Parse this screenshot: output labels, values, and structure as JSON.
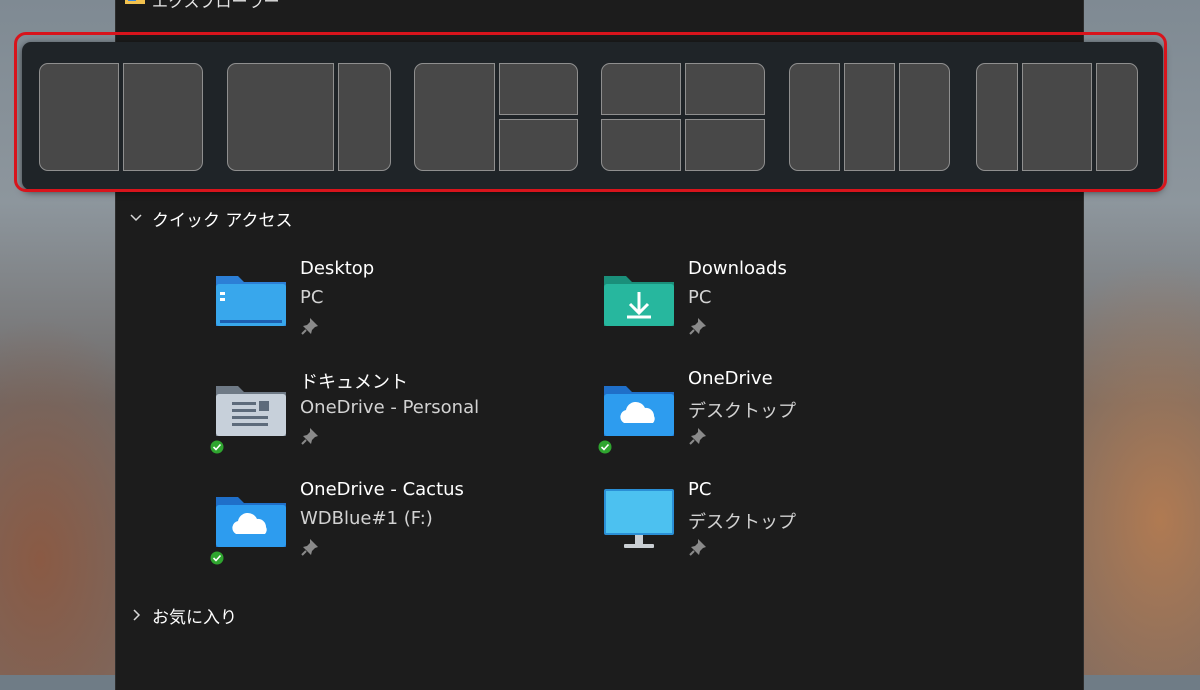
{
  "window": {
    "title": "エクスプローラー"
  },
  "snap_layouts": [
    {
      "id": "halves"
    },
    {
      "id": "two-thirds-one-third"
    },
    {
      "id": "left-half-right-stacked"
    },
    {
      "id": "quarters"
    },
    {
      "id": "three-columns"
    },
    {
      "id": "wide-center-columns"
    }
  ],
  "quick_access": {
    "header": "クイック アクセス",
    "items": [
      {
        "name": "Desktop",
        "sub": "PC",
        "icon": "desktop-folder-icon"
      },
      {
        "name": "Downloads",
        "sub": "PC",
        "icon": "downloads-folder-icon"
      },
      {
        "name": "ドキュメント",
        "sub": "OneDrive - Personal",
        "icon": "documents-folder-icon"
      },
      {
        "name": "OneDrive",
        "sub": "デスクトップ",
        "icon": "onedrive-folder-icon"
      },
      {
        "name": "OneDrive - Cactus",
        "sub": "WDBlue#1 (F:)",
        "icon": "onedrive-folder-icon"
      },
      {
        "name": "PC",
        "sub": "デスクトップ",
        "icon": "monitor-icon"
      }
    ]
  },
  "favorites": {
    "header": "お気に入り"
  },
  "colors": {
    "highlight_outline": "#d8141c",
    "flyout_bg": "#1f2428",
    "zone_fill": "#484848",
    "window_bg": "#1c1c1c"
  }
}
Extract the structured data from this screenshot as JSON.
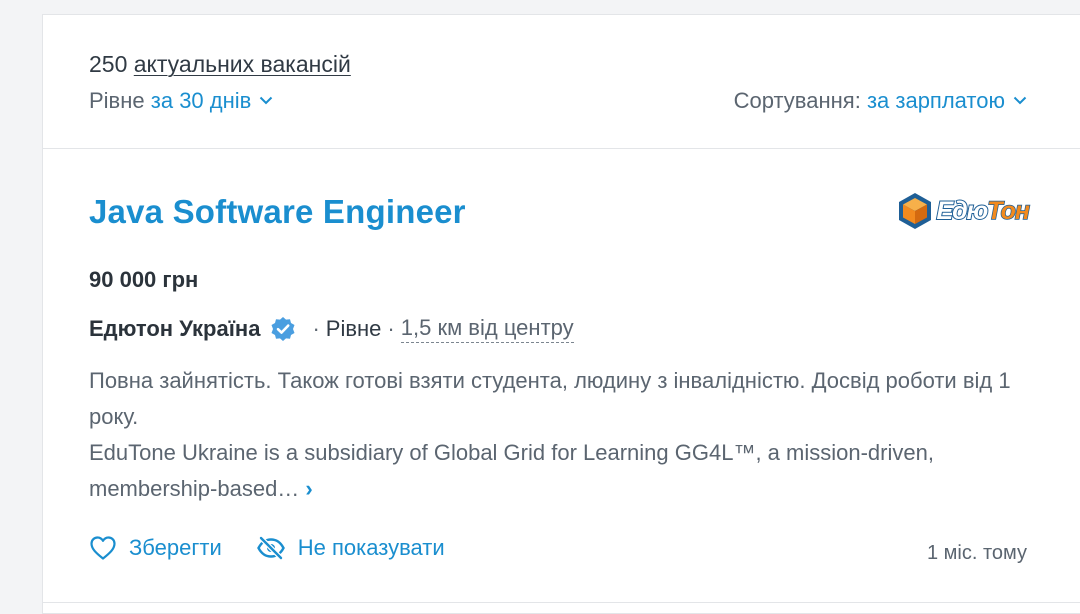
{
  "summary": {
    "count": "250",
    "count_link": "актуальних вакансій",
    "city": "Рівне",
    "period": "за 30 днів",
    "sort_label": "Сортування:",
    "sort_value": "за зарплатою"
  },
  "job": {
    "title": "Java Software Engineer",
    "logo": {
      "part1": "Едю",
      "part2": "Тон"
    },
    "salary": "90 000 грн",
    "company": "Едютон Україна",
    "separator": "·",
    "city": "Рівне",
    "distance": "1,5 км від центру",
    "description_line1": "Повна зайнятість. Також готові взяти студента, людину з інвалідністю. Досвід роботи від 1 року.",
    "description_line2": "EduTone Ukraine is a subsidiary of Global Grid for Learning GG4L™, a mission-driven, membership-based…",
    "more_symbol": "›",
    "save_label": "Зберегти",
    "hide_label": "Не показувати",
    "age": "1 міс. тому"
  },
  "colors": {
    "accent": "#1a8ecf",
    "text": "#303a44",
    "muted": "#5b6570",
    "logo_orange": "#f28a1e",
    "logo_blue": "#1f5f96"
  },
  "icons": [
    "chevron-down-icon",
    "verified-icon",
    "heart-icon",
    "eye-off-icon",
    "cube-logo-icon"
  ]
}
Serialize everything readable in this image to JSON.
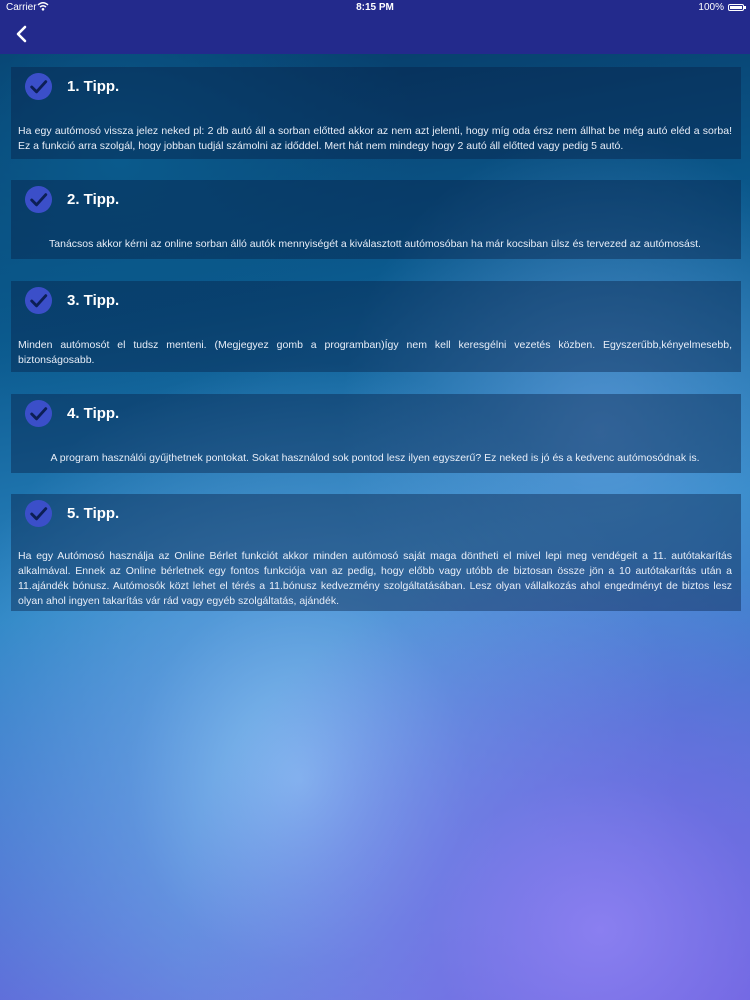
{
  "status_bar": {
    "carrier": "Carrier",
    "time": "8:15 PM",
    "battery": "100%"
  },
  "nav": {
    "back_icon": "chevron-left-icon"
  },
  "colors": {
    "nav_bar": "#232a8c",
    "check_icon": "#3b4fc9"
  },
  "tips": [
    {
      "title": "1. Tipp.",
      "text": "Ha egy  autómosó vissza jelez neked pl: 2 db autó áll a sorban előtted akkor az nem azt  jelenti, hogy míg oda érsz nem állhat be még autó eléd a sorba! Ez a funkció  arra szolgál, hogy jobban tudjál számolni az időddel. Mert hát nem mindegy hogy  2 autó áll előtted vagy pedig 5 autó."
    },
    {
      "title": "2. Tipp.",
      "text": "Tanácsos  akkor kérni az online sorban álló autók mennyiségét a kiválasztott autómosóban  ha már kocsiban ülsz és tervezed az autómosást."
    },
    {
      "title": "3. Tipp.",
      "text": "Minden  autómosót  el  tudsz  menteni.  (Megjegyez  gomb  a  programban)Így  nem  kell   keresgélni  vezetés  közben.  Egyszerűbb,kényelmesebb, biztonságosabb."
    },
    {
      "title": "4. Tipp.",
      "text": "A program  használói gyűjthetnek pontokat. Sokat használod sok pontod lesz ilyen egyszerű? Ez neked is jó és a kedvenc autómosódnak is."
    },
    {
      "title": "5. Tipp.",
      "text": "Ha egy  Autómosó használja az Online Bérlet funkciót akkor minden autómosó saját maga  döntheti el mivel lepi meg vendégeit a 11.  autótakarítás alkalmával. Ennek az  Online bérletnek egy fontos funkciója van az pedig, hogy előbb vagy utóbb de  biztosan össze jön a 10 autótakarítás után a 11.ajándék bónusz. Autómosók  közt lehet el térés a 11.bónusz kedvezmény szolgáltatásában. Lesz olyan vállalkozás ahol engedményt de biztos lesz olyan ahol ingyen  takarítás vár rád vagy egyéb szolgáltatás, ajándék."
    }
  ]
}
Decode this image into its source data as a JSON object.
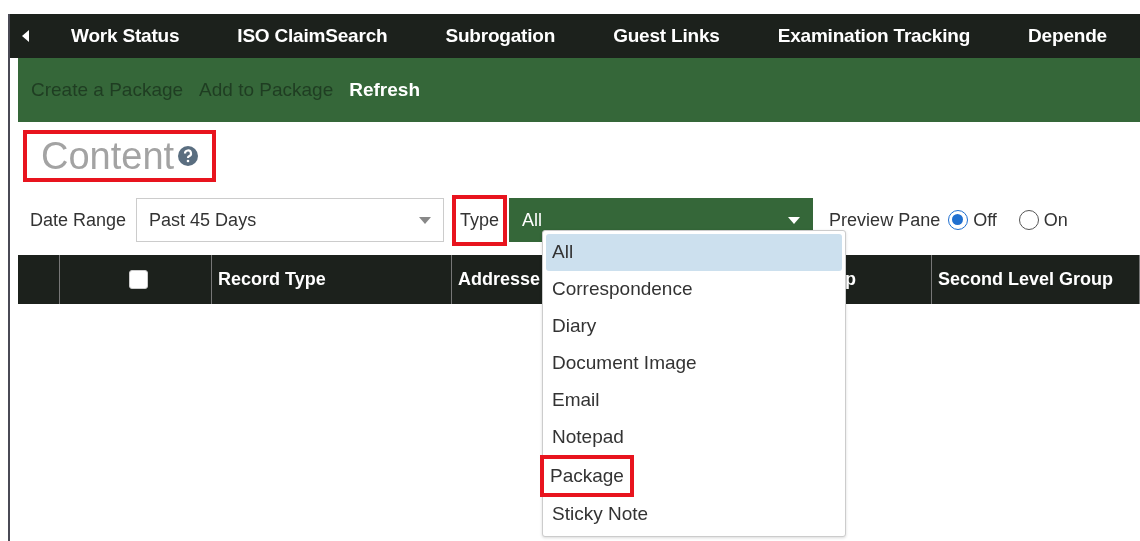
{
  "nav": {
    "items": [
      "Work Status",
      "ISO ClaimSearch",
      "Subrogation",
      "Guest Links",
      "Examination Tracking",
      "Depende"
    ]
  },
  "toolbar": [
    {
      "label": "Create a Package",
      "disabled": true
    },
    {
      "label": "Add to Package",
      "disabled": true
    },
    {
      "label": "Refresh",
      "disabled": false
    }
  ],
  "heading": {
    "title": "Content",
    "highlighted": true
  },
  "filters": {
    "date_range": {
      "label": "Date Range",
      "value": "Past 45 Days"
    },
    "type": {
      "label": "Type",
      "label_highlighted": true,
      "value": "All",
      "expanded": true
    },
    "preview_pane": {
      "label": "Preview Pane",
      "options": [
        {
          "label": "Off",
          "selected": true
        },
        {
          "label": "On",
          "selected": false
        }
      ]
    }
  },
  "table": {
    "header_checkbox": {
      "checked": false
    },
    "columns": [
      "Record Type",
      "Addresse",
      "p",
      "Second Level Group"
    ]
  },
  "type_options": [
    {
      "label": "All",
      "selected": true,
      "highlighted": false
    },
    {
      "label": "Correspondence",
      "selected": false,
      "highlighted": false
    },
    {
      "label": "Diary",
      "selected": false,
      "highlighted": false
    },
    {
      "label": "Document Image",
      "selected": false,
      "highlighted": false
    },
    {
      "label": "Email",
      "selected": false,
      "highlighted": false
    },
    {
      "label": "Notepad",
      "selected": false,
      "highlighted": false
    },
    {
      "label": "Package",
      "selected": false,
      "highlighted": true
    },
    {
      "label": "Sticky Note",
      "selected": false,
      "highlighted": false
    }
  ]
}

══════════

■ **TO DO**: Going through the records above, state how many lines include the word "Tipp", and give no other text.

■ **ANSWER TO THIS PROBLEM**: 5